From the Hotline: OFCCP Audits of Affirmative Action Plans

Question:  What should we do to prepare for an OFCCP audit of our Affirmative Action Plan and program?

Answer: If you have diligently completed your AAP(s) and have been working your action plans addressed in the AAP, then most likely the audit will go very smoothly.  If you approach these desk audits with confidence and in a positive manner, then the auditors are more willing to work with you to help you correct any deficiencies they might spot.  If, however, you have concerns about the state of your AAP, progress towards meeting goals, and any other concerns about what you think might happen in the audit, then please consult with your employment attorney or a local AAP expert for guidance in preparing for and responding to the audit results.

Here is a practical checklist with the various elements that should be in place prior to the audit:

  • Designate the person responsible for your Affirmative Action Program and make sure that person is prepared to work with the auditor to demonstrate his/her knowledge and commitment to the program.
  • Workforce Analysis – For each work unit, show the total number of males, females, minorities, and the job title, gender, race & ethnicity of the supervisor.
  • Job Group Analysis  — Arrange every job title into a group with other job titles which have similar duties, salary, promotional opportunities, etc.  State the percentage of minorities and women in each job group.
  • Availability Analysis  — For each job group, provide an estimate of the number of qualified minority & women candidates available in a reasonable recruiting area (external) and a separate determination of those within your company who are promotable, transferable, or trainable (internal).
  • Utilization Analysis – Develop a comparison of the percentage of minorities and women currently employed in each job group with those available externally and internally.
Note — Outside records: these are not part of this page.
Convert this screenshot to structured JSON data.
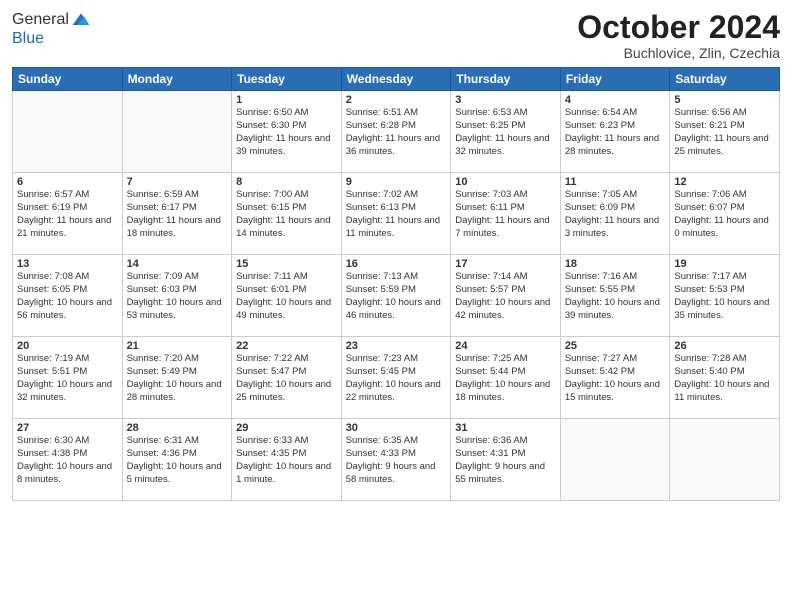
{
  "header": {
    "logo_line1": "General",
    "logo_line2": "Blue",
    "month": "October 2024",
    "location": "Buchlovice, Zlin, Czechia"
  },
  "days_of_week": [
    "Sunday",
    "Monday",
    "Tuesday",
    "Wednesday",
    "Thursday",
    "Friday",
    "Saturday"
  ],
  "weeks": [
    [
      {
        "day": "",
        "info": ""
      },
      {
        "day": "",
        "info": ""
      },
      {
        "day": "1",
        "info": "Sunrise: 6:50 AM\nSunset: 6:30 PM\nDaylight: 11 hours and 39 minutes."
      },
      {
        "day": "2",
        "info": "Sunrise: 6:51 AM\nSunset: 6:28 PM\nDaylight: 11 hours and 36 minutes."
      },
      {
        "day": "3",
        "info": "Sunrise: 6:53 AM\nSunset: 6:25 PM\nDaylight: 11 hours and 32 minutes."
      },
      {
        "day": "4",
        "info": "Sunrise: 6:54 AM\nSunset: 6:23 PM\nDaylight: 11 hours and 28 minutes."
      },
      {
        "day": "5",
        "info": "Sunrise: 6:56 AM\nSunset: 6:21 PM\nDaylight: 11 hours and 25 minutes."
      }
    ],
    [
      {
        "day": "6",
        "info": "Sunrise: 6:57 AM\nSunset: 6:19 PM\nDaylight: 11 hours and 21 minutes."
      },
      {
        "day": "7",
        "info": "Sunrise: 6:59 AM\nSunset: 6:17 PM\nDaylight: 11 hours and 18 minutes."
      },
      {
        "day": "8",
        "info": "Sunrise: 7:00 AM\nSunset: 6:15 PM\nDaylight: 11 hours and 14 minutes."
      },
      {
        "day": "9",
        "info": "Sunrise: 7:02 AM\nSunset: 6:13 PM\nDaylight: 11 hours and 11 minutes."
      },
      {
        "day": "10",
        "info": "Sunrise: 7:03 AM\nSunset: 6:11 PM\nDaylight: 11 hours and 7 minutes."
      },
      {
        "day": "11",
        "info": "Sunrise: 7:05 AM\nSunset: 6:09 PM\nDaylight: 11 hours and 3 minutes."
      },
      {
        "day": "12",
        "info": "Sunrise: 7:06 AM\nSunset: 6:07 PM\nDaylight: 11 hours and 0 minutes."
      }
    ],
    [
      {
        "day": "13",
        "info": "Sunrise: 7:08 AM\nSunset: 6:05 PM\nDaylight: 10 hours and 56 minutes."
      },
      {
        "day": "14",
        "info": "Sunrise: 7:09 AM\nSunset: 6:03 PM\nDaylight: 10 hours and 53 minutes."
      },
      {
        "day": "15",
        "info": "Sunrise: 7:11 AM\nSunset: 6:01 PM\nDaylight: 10 hours and 49 minutes."
      },
      {
        "day": "16",
        "info": "Sunrise: 7:13 AM\nSunset: 5:59 PM\nDaylight: 10 hours and 46 minutes."
      },
      {
        "day": "17",
        "info": "Sunrise: 7:14 AM\nSunset: 5:57 PM\nDaylight: 10 hours and 42 minutes."
      },
      {
        "day": "18",
        "info": "Sunrise: 7:16 AM\nSunset: 5:55 PM\nDaylight: 10 hours and 39 minutes."
      },
      {
        "day": "19",
        "info": "Sunrise: 7:17 AM\nSunset: 5:53 PM\nDaylight: 10 hours and 35 minutes."
      }
    ],
    [
      {
        "day": "20",
        "info": "Sunrise: 7:19 AM\nSunset: 5:51 PM\nDaylight: 10 hours and 32 minutes."
      },
      {
        "day": "21",
        "info": "Sunrise: 7:20 AM\nSunset: 5:49 PM\nDaylight: 10 hours and 28 minutes."
      },
      {
        "day": "22",
        "info": "Sunrise: 7:22 AM\nSunset: 5:47 PM\nDaylight: 10 hours and 25 minutes."
      },
      {
        "day": "23",
        "info": "Sunrise: 7:23 AM\nSunset: 5:45 PM\nDaylight: 10 hours and 22 minutes."
      },
      {
        "day": "24",
        "info": "Sunrise: 7:25 AM\nSunset: 5:44 PM\nDaylight: 10 hours and 18 minutes."
      },
      {
        "day": "25",
        "info": "Sunrise: 7:27 AM\nSunset: 5:42 PM\nDaylight: 10 hours and 15 minutes."
      },
      {
        "day": "26",
        "info": "Sunrise: 7:28 AM\nSunset: 5:40 PM\nDaylight: 10 hours and 11 minutes."
      }
    ],
    [
      {
        "day": "27",
        "info": "Sunrise: 6:30 AM\nSunset: 4:38 PM\nDaylight: 10 hours and 8 minutes."
      },
      {
        "day": "28",
        "info": "Sunrise: 6:31 AM\nSunset: 4:36 PM\nDaylight: 10 hours and 5 minutes."
      },
      {
        "day": "29",
        "info": "Sunrise: 6:33 AM\nSunset: 4:35 PM\nDaylight: 10 hours and 1 minute."
      },
      {
        "day": "30",
        "info": "Sunrise: 6:35 AM\nSunset: 4:33 PM\nDaylight: 9 hours and 58 minutes."
      },
      {
        "day": "31",
        "info": "Sunrise: 6:36 AM\nSunset: 4:31 PM\nDaylight: 9 hours and 55 minutes."
      },
      {
        "day": "",
        "info": ""
      },
      {
        "day": "",
        "info": ""
      }
    ]
  ]
}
This will identify any job groups in which you might be underutilized (i.e. have significantly fewer minorities or women than are available).
  • Placement Goals – Show this if the percentage of minorities or women currently employed in any job group is less than you would expect based on the availability rates.
  • Compensation Analysis – Do a preliminary review of total compensation to ensure that there are no vulnerable areas relative to minorities and women and their compensation in the same positions relative to employees not in a protected status.
  • Problem Areas (it is always better if you have them identified and show a serious effort to be working on them – don’t let the auditor find them first) – Identify your weak areas in the review of utilization analysis, personnel activity, compensation systems, etc.
  • Action-Oriented Programs (again, being on top of this first is better than the auditor telling you what you need to do) – Develop specific programs designed to meet placement goals or correct problem areas.
  • Periodic Internal Audits – Show that you have been regularly measuring the effectiveness of your AAP. We recommend quarterly reviews of all personnel activity.
  • Documentation in all areas and with all activities to demonstrate the company’s compliance efforts.
  • Open Job Postings – Show what you have been doing to comply with your AAP needs.  Document where you have posted jobs with appropriate employment services or online resources except senior management positions.  Appropriate services for the OFCCP auditors also include local employment service offices and state workforce agency job banks.
  • Documented contacts with all local minority, women, disabled, and veterans associations and have that information available as part of your outreach plans.
  • Have copies of your EEO-1 Reports and VETS-100 available for the auditor to review.
  • Show your accessibility for individuals with disabilities in your facility being audited, including parking and entrance, restrooms, application computers/kiosks, office accessibility, etc.
  • Demonstrate that you have recently reviewed your EEO policy with all employees and include in your new hire onboarding process materials to show the auditor.
  • If you haven’t already done so, audit your personnel files to ensure that confidential personal information is separated from the work file that you might present to the auditor.
  • Ensure that all required federal and state posters (including the EEO Policy statement) are posted in conspicuous employee gathering places (i.e. break rooms).
  • Have your Employment Verification Forms (I-9 Forms) ready for review (separately from the personnel files).
  • Have your Applicant Flow Logs ready for review.
  • Review all of your purchase orders and contracts to ensure that your EEO clause is included.
  • Show any communications, training programs, community outreach efforts, mentoring activities, etc for minorities and women and/or demonstrating the company’s commitment to affirmative action.
  • Make sure that senior management knows when the auditors will be in the office and are able to speak about the company’s commitment to the program and goals.

In addition, here is additional information outlining an employer’s responsibilities as a federal contractor under the OFCCP guidelines for affirmative action planning and including links to two sample plans. The first one is comprehensive:  and the second one is well formatted and was used for apprenticeship programs (but you don’t have to use that document for that purpose):